Munyah
plasma DNA cytoplasm Ribosome
Pearl Reply
cell, tissue,organ, organ systems,organism
Pearl Reply
cell is the build block of Life
Pearl
also a smallest unit of life
Frankline
sure..
Pearl
consistsof cytoplsm enclosed with in a membrane which contains many biomolecules such as proteins and nucleic acids
Frankline
differences in the effects of infection by HIV and influenza A virus on host genetic variability.
Yo Reply
i dont know
Ubah
hiv is direct contact of blood or body fluid and if not treated can break down the immune system faster and lead to acids with complications of pneumonia skin infections inflammation of the brain etc.while influenza A is a air borne virus which can cause the common cold pain fever and can be cured
Maureen
A.I.D.S
Maureen
suggest bioingormatics research article plz
peermehirali
what makes the heart to pumps blood?
Jamer Reply
sa node
Ubah
i do think its the nerve tranmission to the brain
Frankline
The contracting and relaxing of the atria and vertricles but the electrical system of the heart is what makes this possible.
keynia
yes which is called autorhymicity
Maureen
Yes,,by sucking blood leading to the weakening of cells,and finally it will be destroyed....
R0se
adrenoline action in brains
Frankline Reply
please describe the human heart brefly
Shah Reply
the size of the heart is like a fist. it has four chambers. the left and right upper atrium which push blood in the lower left and right ventricles which in turns pump blood to the lungs or the rest of the body.
Maureen
how do u prove it
Frankline
Maureen is correct ,
Davis
right
Kenn
right
Ubah
hi
horyaal
mxaa lahayaa
horyaal
What is housing?
Baldwin Reply
is where located you
Ubah

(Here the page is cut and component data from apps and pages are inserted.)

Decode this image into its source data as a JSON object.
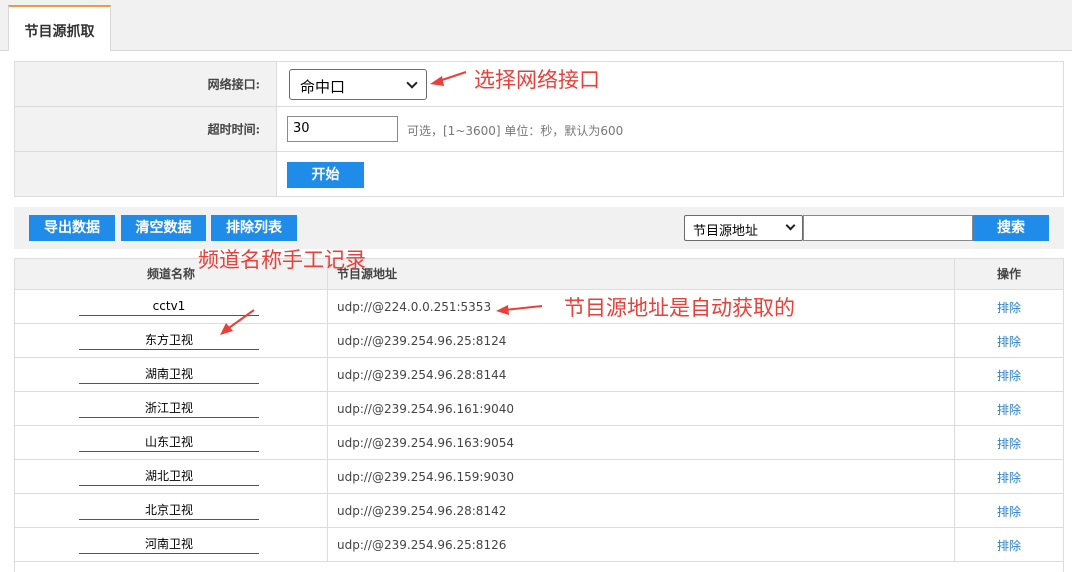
{
  "tab": {
    "label": "节目源抓取"
  },
  "form": {
    "interface_label": "网络接口:",
    "interface_value": "命中口",
    "timeout_label": "超时时间:",
    "timeout_value": "30",
    "timeout_hint": "可选，[1~3600] 单位：秒，默认为600",
    "start_label": "开始"
  },
  "toolbar": {
    "export_label": "导出数据",
    "clear_label": "清空数据",
    "exclude_list_label": "排除列表",
    "search_field_value": "节目源地址",
    "search_value": "",
    "search_label": "搜索"
  },
  "table": {
    "headers": {
      "name": "频道名称",
      "address": "节目源地址",
      "action": "操作"
    },
    "rows": [
      {
        "name": "cctv1",
        "address": "udp://@224.0.0.251:5353",
        "action": "排除"
      },
      {
        "name": "东方卫视",
        "address": "udp://@239.254.96.25:8124",
        "action": "排除"
      },
      {
        "name": "湖南卫视",
        "address": "udp://@239.254.96.28:8144",
        "action": "排除"
      },
      {
        "name": "浙江卫视",
        "address": "udp://@239.254.96.161:9040",
        "action": "排除"
      },
      {
        "name": "山东卫视",
        "address": "udp://@239.254.96.163:9054",
        "action": "排除"
      },
      {
        "name": "湖北卫视",
        "address": "udp://@239.254.96.159:9030",
        "action": "排除"
      },
      {
        "name": "北京卫视",
        "address": "udp://@239.254.96.28:8142",
        "action": "排除"
      },
      {
        "name": "河南卫视",
        "address": "udp://@239.254.96.25:8126",
        "action": "排除"
      }
    ]
  },
  "annotations": {
    "select_interface": "选择网络接口",
    "manual_channel_names": "频道名称手工记录",
    "auto_address": "节目源地址是自动获取的"
  },
  "colors": {
    "accent": "#1e8ce8",
    "annotation": "#e8403a",
    "tab_highlight": "#f29b38",
    "link": "#2a7fc8"
  }
}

Get the best Human biology course in your pocket!





Source:  OpenStax, Human biology. OpenStax CNX. Dec 01, 2015 Download for free at http://legacy.cnx.org/content/col11903/1.3
Google Play and the Google Play logo are trademarks of Google Inc.

Notification Switch

Would you like to follow the 'Human biology' conversation and receive update notifications?

Ask